But that’s not the memory I uncovered. I remember the accordion years all too well. Way back, before I had ever strapped on the buttoned wheeze bucket, I was a regular at the Feis. In truth, I was a bit of a star. And I had forgotten this, quite forgotten it, until I went dredging.

When I was six, or seven, or something like that, I used to be brought to the Feis, not to play or dance or sing but to recite verse. Recitation.

Why? I don’t know. I don’t think any of my brothers and sisters had been a part of this particular requirement. Perhaps the nuns in my school saw some fledgling talent for room-hogging and squeaky proclamation. I don’t know. Whatever the reason, I would learn my little verse, turn up at the hall and give my performance along with a myriad of other Easter-egg deprived mites.

You would think that the verse in question would be Gaelic and Feisty and such or perhaps Mist-Laden and Romantic and Wistful, as we Irish are sometimes seen to be. But no. Looking back, the verses that were chosen for us were quite English and Middle Class and slightly Affluent, lots of things that we patently were not.

Oddly, although the detail of the events are now faded and worn, the words I had to speak are not. It is no stretch at all to, right now, verbatim, recall the verse I had to recite. Although I started off, year one, with a thing about kittens losing mittens – a hateful thing where I was required to ‘miow’ and ‘purr’ like a feckin’ gobshite. In the subsequent year, I moved on reciting a verse called ‘The Secret’ by Anon. Here it is, from memory.

I’ve got such a wonderful secret
Would you like to know it as well?
I told it to Pussy this morning
And I’m positive Pussy won’t tell.

Last night I crept in to the Study
Nobody knew I was there.
I saw a magnificent teddy
Under Daddy’s armchair.

Now, Daddy’s too old for a teddy
And Baby’s only three.
I’ll be five tomorrow
And I think that teddy’s for me.

I know, ‘awwww’, right?

You see what I mean, too, about how unrelated to our West of Ireland lives this verse-reciting exercise was. Kittens with Mittens and Teddys in Studys were not the inescapable facts of our everyday lives. That was much more about duffel coats, street football, and horizontal rain.

I must have been quite good at this reciting lark for, as I recall, I invariably came second in all of these recitation competitions. The same boy always came first and I swear I cannot now remember his name. He lived up Church Street and was in the class behind me. He was good, damn good but, looking back, I think he had the better material to work with and that’s what won out in the end.

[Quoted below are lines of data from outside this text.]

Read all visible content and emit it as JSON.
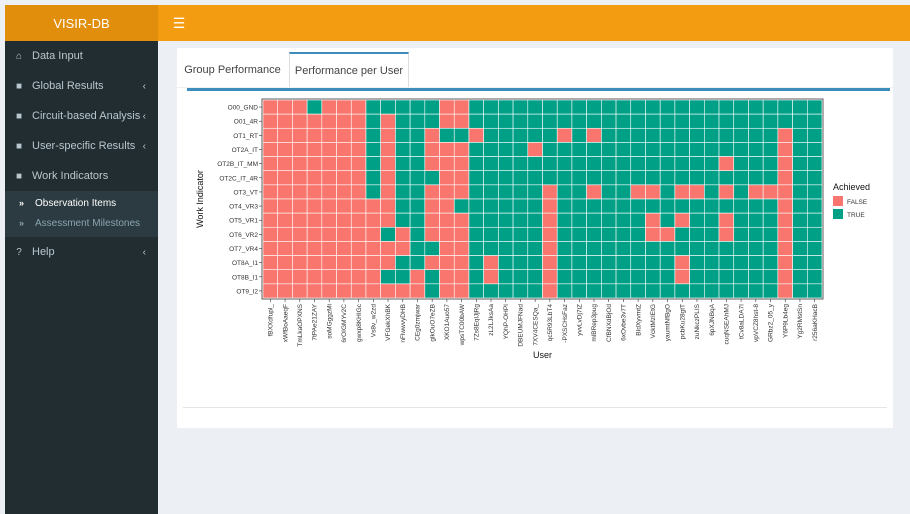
{
  "app": {
    "title": "VISIR-DB"
  },
  "sidebar": {
    "items": [
      {
        "label": "Data Input",
        "icon": "home-icon",
        "expandable": false
      },
      {
        "label": "Global Results",
        "icon": "folder-icon",
        "expandable": true
      },
      {
        "label": "Circuit-based Analysis",
        "icon": "folder-icon",
        "expandable": true
      },
      {
        "label": "User-specific Results",
        "icon": "folder-icon",
        "expandable": true
      },
      {
        "label": "Work Indicators",
        "icon": "folder-icon",
        "expandable": true,
        "expanded": true
      }
    ],
    "subitems": [
      {
        "label": "Observation Items",
        "active": true
      },
      {
        "label": "Assessment Milestones",
        "active": false
      }
    ],
    "help": {
      "label": "Help",
      "icon": "question-circle-icon"
    }
  },
  "tabs": [
    {
      "label": "Group Performance",
      "active": false
    },
    {
      "label": "Performance per User",
      "active": true
    }
  ],
  "colors": {
    "false": "#F8766D",
    "true": "#00A087",
    "accent": "#f39c12",
    "sidebar": "#222d32",
    "tab_active": "#3c8dbc"
  },
  "chart_data": {
    "type": "heatmap",
    "xlabel": "User",
    "ylabel": "Work Indicator",
    "legend": {
      "title": "Achieved",
      "entries": [
        "FALSE",
        "TRUE"
      ],
      "position": "right"
    },
    "y": [
      "O00_GND",
      "O01_4R",
      "OT1_RT",
      "OT2A_IT",
      "OT2B_IT_MM",
      "OT2C_IT_4R",
      "OT3_VT",
      "OT4_VR3",
      "OT5_VR1",
      "OT6_VR2",
      "OT7_VR4",
      "OT8A_I1",
      "OT8B_I1",
      "OT9_I2"
    ],
    "x": [
      "fBXXdfupl_",
      "xWfBoAaeqF",
      "TmLkaOPXNS",
      "7tPAe21ZAY",
      "soMGggzMi",
      "6rOIGMYv2C",
      "gwxp8KHIGc",
      "Vs8v_w2zd",
      "VFGekXhBK",
      "nFlwwvyDHB",
      "CEg0zmjwar",
      "glkOuO7eZB",
      "XKO1Auo57",
      "wpsTC00bAW",
      "7Zs8EqlJjRg",
      "zL2LJksAa",
      "YQhP-OHPI",
      "DBEUMJFNad",
      "7XV4CESQa_",
      "qc5R93LbT4",
      "-PXSCHsFaz",
      "yvvLvDj7iZ",
      "mlBRep3pug",
      "CfBNXdBjOd",
      "6xOvbe3v7T",
      "BIdXyvmtZ",
      "VcktMzIEtG",
      "yaumtNfBgO",
      "pcbKu28gtT",
      "zuNkczPLIS",
      "6pXJNBqA",
      "cuqNSEAhMJ",
      "tCv8aLDA7I",
      "vpVCZ8hst-8",
      "GRbz2_05_y",
      "Y6P9Lb4eg",
      "Yg2RMstSn",
      "r256aKHacB"
    ],
    "values": [
      [
        0,
        0,
        0,
        1,
        0,
        0,
        0,
        1,
        1,
        1,
        1,
        1,
        0,
        0,
        1,
        1,
        1,
        1,
        1,
        1,
        1,
        1,
        1,
        1,
        1,
        1,
        1,
        1,
        1,
        1,
        1,
        1,
        1,
        1,
        1,
        1,
        1,
        1
      ],
      [
        0,
        0,
        0,
        0,
        0,
        0,
        0,
        1,
        0,
        1,
        1,
        1,
        0,
        0,
        1,
        1,
        1,
        1,
        1,
        1,
        1,
        1,
        1,
        1,
        1,
        1,
        1,
        1,
        1,
        1,
        1,
        1,
        1,
        1,
        1,
        1,
        1,
        1
      ],
      [
        0,
        0,
        0,
        0,
        0,
        0,
        0,
        1,
        0,
        1,
        1,
        0,
        1,
        1,
        0,
        1,
        1,
        1,
        1,
        1,
        0,
        1,
        0,
        1,
        1,
        1,
        1,
        1,
        1,
        1,
        1,
        1,
        1,
        1,
        1,
        0,
        1,
        1
      ],
      [
        0,
        0,
        0,
        0,
        0,
        0,
        0,
        1,
        0,
        1,
        1,
        0,
        0,
        0,
        1,
        1,
        1,
        1,
        0,
        1,
        1,
        1,
        1,
        1,
        1,
        1,
        1,
        1,
        1,
        1,
        1,
        1,
        1,
        1,
        1,
        0,
        1,
        1
      ],
      [
        0,
        0,
        0,
        0,
        0,
        0,
        0,
        1,
        0,
        1,
        1,
        0,
        0,
        0,
        1,
        1,
        1,
        1,
        1,
        1,
        1,
        1,
        1,
        1,
        1,
        1,
        1,
        1,
        1,
        1,
        1,
        0,
        1,
        1,
        1,
        0,
        1,
        1
      ],
      [
        0,
        0,
        0,
        0,
        0,
        0,
        0,
        1,
        0,
        1,
        1,
        1,
        0,
        0,
        1,
        1,
        1,
        1,
        1,
        1,
        1,
        1,
        1,
        1,
        1,
        1,
        1,
        1,
        1,
        1,
        1,
        1,
        1,
        1,
        1,
        0,
        1,
        1
      ],
      [
        0,
        0,
        0,
        0,
        0,
        0,
        0,
        1,
        0,
        1,
        1,
        0,
        0,
        0,
        1,
        1,
        1,
        1,
        1,
        0,
        1,
        1,
        0,
        1,
        1,
        0,
        0,
        1,
        0,
        0,
        1,
        0,
        1,
        0,
        0,
        0,
        1,
        1
      ],
      [
        0,
        0,
        0,
        0,
        0,
        0,
        0,
        0,
        0,
        1,
        1,
        0,
        0,
        1,
        1,
        1,
        1,
        1,
        1,
        0,
        1,
        1,
        1,
        1,
        1,
        1,
        1,
        1,
        1,
        1,
        1,
        1,
        1,
        1,
        1,
        0,
        1,
        1
      ],
      [
        0,
        0,
        0,
        0,
        0,
        0,
        0,
        0,
        0,
        1,
        1,
        0,
        0,
        0,
        1,
        1,
        1,
        1,
        1,
        0,
        1,
        1,
        1,
        1,
        1,
        1,
        0,
        1,
        0,
        1,
        1,
        0,
        1,
        1,
        1,
        0,
        1,
        1
      ],
      [
        0,
        0,
        0,
        0,
        0,
        0,
        0,
        0,
        1,
        0,
        1,
        0,
        0,
        0,
        1,
        1,
        1,
        1,
        1,
        0,
        1,
        1,
        1,
        1,
        1,
        1,
        0,
        0,
        1,
        1,
        1,
        0,
        1,
        1,
        1,
        0,
        1,
        1
      ],
      [
        0,
        0,
        0,
        0,
        0,
        0,
        0,
        0,
        0,
        0,
        1,
        1,
        0,
        0,
        1,
        1,
        1,
        1,
        1,
        0,
        1,
        1,
        1,
        1,
        1,
        1,
        1,
        1,
        1,
        1,
        1,
        1,
        1,
        1,
        1,
        0,
        1,
        1
      ],
      [
        0,
        0,
        0,
        0,
        0,
        0,
        0,
        0,
        0,
        1,
        1,
        0,
        0,
        0,
        1,
        0,
        1,
        1,
        1,
        0,
        1,
        1,
        1,
        1,
        1,
        1,
        1,
        1,
        0,
        1,
        1,
        1,
        1,
        1,
        1,
        0,
        1,
        1
      ],
      [
        0,
        0,
        0,
        0,
        0,
        0,
        0,
        0,
        1,
        1,
        0,
        1,
        0,
        0,
        1,
        0,
        1,
        1,
        1,
        0,
        1,
        1,
        1,
        1,
        1,
        1,
        1,
        1,
        0,
        1,
        1,
        1,
        1,
        1,
        1,
        0,
        1,
        1
      ],
      [
        0,
        0,
        0,
        0,
        0,
        0,
        0,
        0,
        0,
        0,
        0,
        1,
        0,
        0,
        1,
        1,
        1,
        1,
        1,
        0,
        1,
        1,
        1,
        1,
        1,
        1,
        1,
        1,
        1,
        1,
        1,
        1,
        1,
        1,
        1,
        0,
        1,
        1
      ]
    ]
  }
}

He invariably recited ‘Vespers’ by AA Milne or, as we knew it back then, ‘Christopher Robin is Saying His Prayers’. (I had to look up the Vespers part). As with so much of Milne’s writing, it is a perennial charming piece.

"Oh! Thank you, God, for a lovely day.
And what was the other I had to say?
I said "Bless Daddy," so what can it be?
Oh! Now I remember it. God bless Me."

This gentle sentiment, imbibed with Milne's unerring humour, used to slay them at the Sligo Recitation Feis. I wish I could have had a go at it, one of my years, but alas it was not to be.

Why was I up there, when my brothers and sisters were not? That is the question I am left with. I like to think that Mum saw some inkling of a desire to perform and ‘story-tell’ even at that young age. It’s a nice warm thought.

I know at the time, I would rather have been at home with the remnants of my Easter Egg, watching ‘The White Horses’. Now, though, as I think back, the dredged-up recollection reminds me how very many facets there are to our little lives and how each, even though they may be long forgotten, can go on to be a real part of who we eventually become.

Have a nice day. Get some air, if you can.